of website and information found therein).

9 https://www.winndixie.com/services/in-store. Case 1:16-cv-23020-RNS Document 18 Entered on FLSD Docket 11/07/2016 Page 21 of 22
22

WHEREFORE, Plaintiff, JUAN CARLOS GIL, respectfully requests this Court enter an
Order: 1) denying Winn-Dixie’s Motion for Judgment on the Pleadings [D.E. 15]; and 2)
entering any further relief this Court deems equitable and just.

Dated this 7th of November, 2016
Respectfully submitted,
s/ Scott R. Dinin, Esq.
SCOTT R. DININ, Esq. (FBN 97780)
SCOTT R. DININ, P.A.
4200 NW 7th Ave
Miami, FL 33127
Tel: (786) 431-1333
Email: [email protected]
Attorney for Plaintiff Juan Carlos Gil
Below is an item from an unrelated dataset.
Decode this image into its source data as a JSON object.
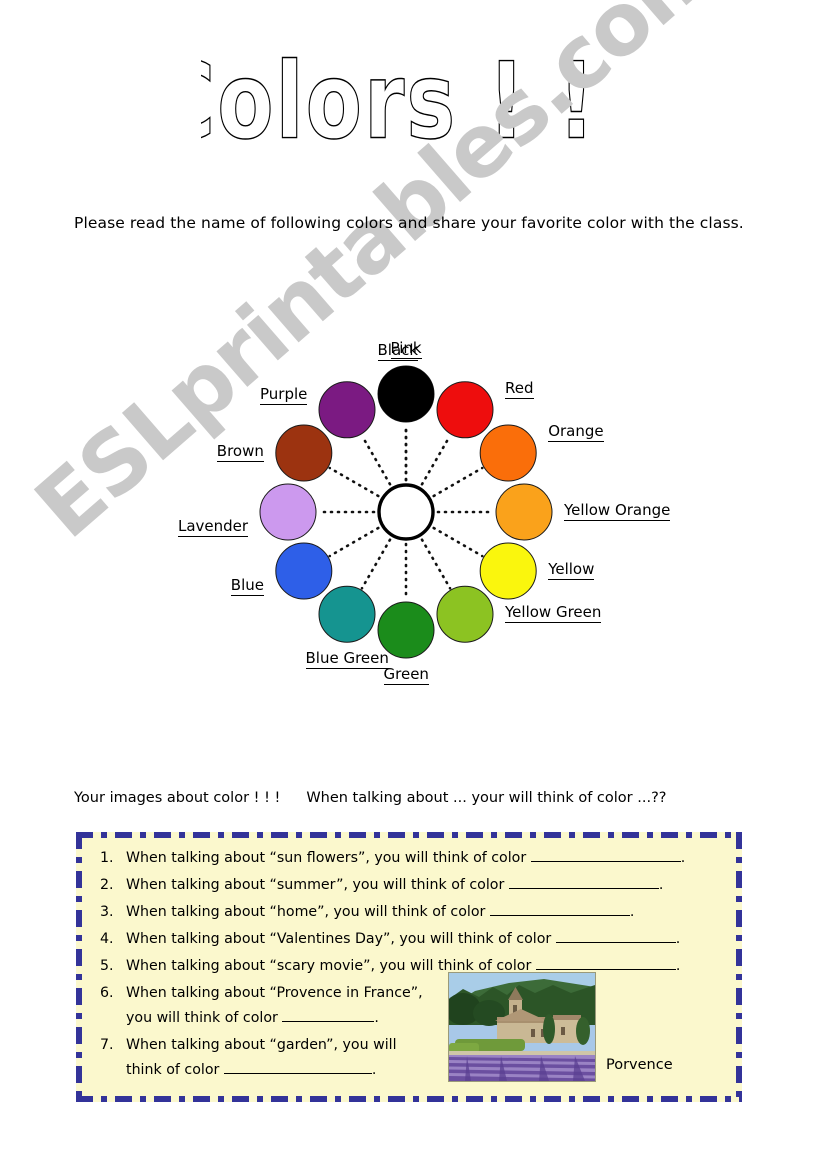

CERTIFICATE OF SERVICE

I HEREBY CERTIFY that on the 7th day of November, 2016, I electronically filed the
foregoing document with the Clerk of the Court using CM/ECF. I also certify that the foregoing
document is being served this day on all counsel of record or pro se parties identified either via
transmission of Notices of Electronic Filing generated by CM/ECF or in some other authorized
manner for those counsel or parties who are not authorized to receive electronically Notices of
Filing, as follows:
SUSAN V. WARNER, ESQ.
NELSON, MULLINS, RILEY & SCARBOROUGH, LLP
50 N. Laura Street, 41st Floor
Jacksonville, Florida 32205
Tel: (904) 665-3600
Fax: (904) 665-3699
Email: [email protected]
Counsel for Defendant
Case 1:16-cv-23020-RNS Document 18 Entered on FLSD Docket 11/07/2016 Page 22 of 22